* {{Anchor|Australia}}[[COM:FOP Australia]]

which would display like

Shortcuts to country-specific rules

COM:FOP#Australia, would jump to Australia's entry in this list, and over time people would learn to use the new shortcut. It is not a particularly elegant solution, but the problem is creeping up on us, so will need some sort of solution sooner or later. Aymatth2 (talk) 19:46, 17 December 2018 (UTC)

Comments[edit]

  • Symbol support vote.svg Support, this is both easier to maintain and update and also easier to link to, idiosyncracies of the copyright laws of a certain territory could be much better contained within these specific articles rather than creating one huge page which is difficult to load. If only the software would support the option to allow people to watch edits made to transcluded sections without having to individually watch all of them, but I've been observing these proposed changes for a while now and can say that I'm a big fan of them. --Donald Trung 『徵國單』 (No Fake News 💬) (WikiProject Numismatics 💴) (Articles 📚) 23:30, 17 December 2018 (UTC)
  • Symbol support vote.svg Support, good idea.   — Jeff G. please ping or talk to me 07:02, 19 December 2018 (UTC)

Update padlock icons that Wikimedia Commons use to the ones that Wikipedia uses[edit]

The pad lock icons that Wikipedia uses are actually somewhat more descriptive on the image itself of what type of protection has been put into place. Even a user that does not know the meaning behind a particular protection name, the Wikipedia padlock icon gives away somewhat of a hint.

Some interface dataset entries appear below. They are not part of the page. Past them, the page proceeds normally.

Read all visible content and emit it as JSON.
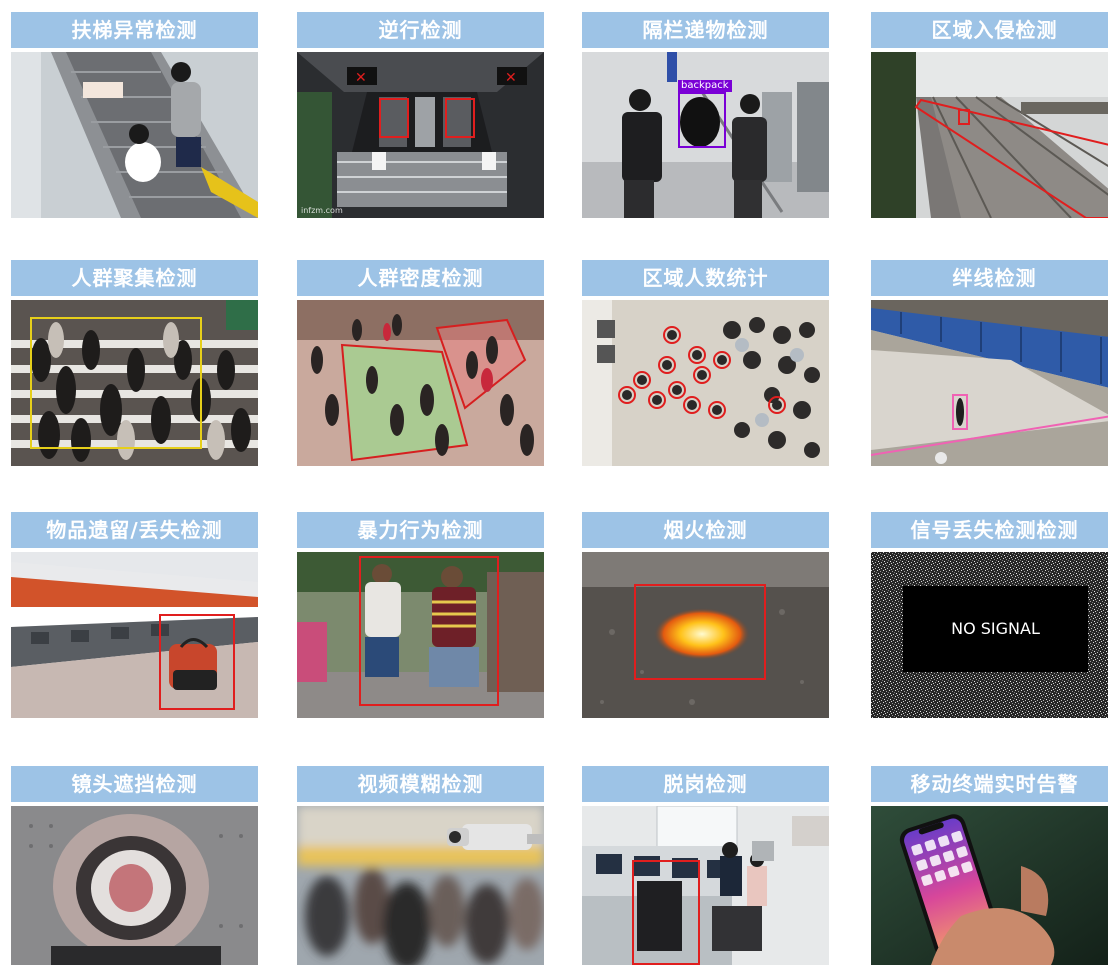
{
  "tiles": [
    {
      "label": "扶梯异常检测",
      "icon": "escalator-photo"
    },
    {
      "label": "逆行检测",
      "icon": "subway-gate-photo",
      "watermark": "infzm.com"
    },
    {
      "label": "隔栏递物检测",
      "icon": "backpack-handover-photo",
      "detection_tag": "backpack"
    },
    {
      "label": "区域入侵检测",
      "icon": "railway-track-photo"
    },
    {
      "label": "人群聚集检测",
      "icon": "crowd-crosswalk-photo"
    },
    {
      "label": "人群密度检测",
      "icon": "crowd-station-photo"
    },
    {
      "label": "区域人数统计",
      "icon": "overhead-crowd-photo"
    },
    {
      "label": "绊线检测",
      "icon": "tripwire-yard-photo"
    },
    {
      "label": "物品遗留/丢失检测",
      "icon": "left-luggage-photo"
    },
    {
      "label": "暴力行为检测",
      "icon": "fight-photo"
    },
    {
      "label": "烟火检测",
      "icon": "fire-photo"
    },
    {
      "label": "信号丢失检测检测",
      "icon": "no-signal-screen",
      "overlay_text": "NO SIGNAL"
    },
    {
      "label": "镜头遮挡检测",
      "icon": "covered-camera-photo"
    },
    {
      "label": "视频模糊检测",
      "icon": "blurred-video-photo"
    },
    {
      "label": "脱岗检测",
      "icon": "empty-desk-photo"
    },
    {
      "label": "移动终端实时告警",
      "icon": "smartphone-photo"
    }
  ],
  "colors": {
    "label_bg": "#9dc3e6",
    "label_text": "#ffffff",
    "detection_box": "#e01e1e",
    "tag_bg": "#7a00d6"
  }
}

The current old style(what Wikipedia used to use), only differentiates the padlock icons of different types of protection by color. Not only is that not much descriptive, it could also be deceiving to a color blind person. The updated Wikipedia padlock design has somewhat little bit taken care of this issue as well, a majority of the low level padlocks are black in color (thus causing no issues to color blind people).Aceing Winter Snows Harsh Cold (talk) 06:45, 19 December 2018 (UTC)

It's not clear at all to me what exactly what you are proposing here. Please give links and/or examples: Which set of files should be used instead of which other set of files for which purpose? Thanks, --El Grafo (talk) 09:25, 19 December 2018 (UTC)
The English Wikipedia changed to use the icons in Category:Page Protection Padlock Redesign (2018) to denote levels of page protection. GMGtalk 11:51, 19 December 2018 (UTC)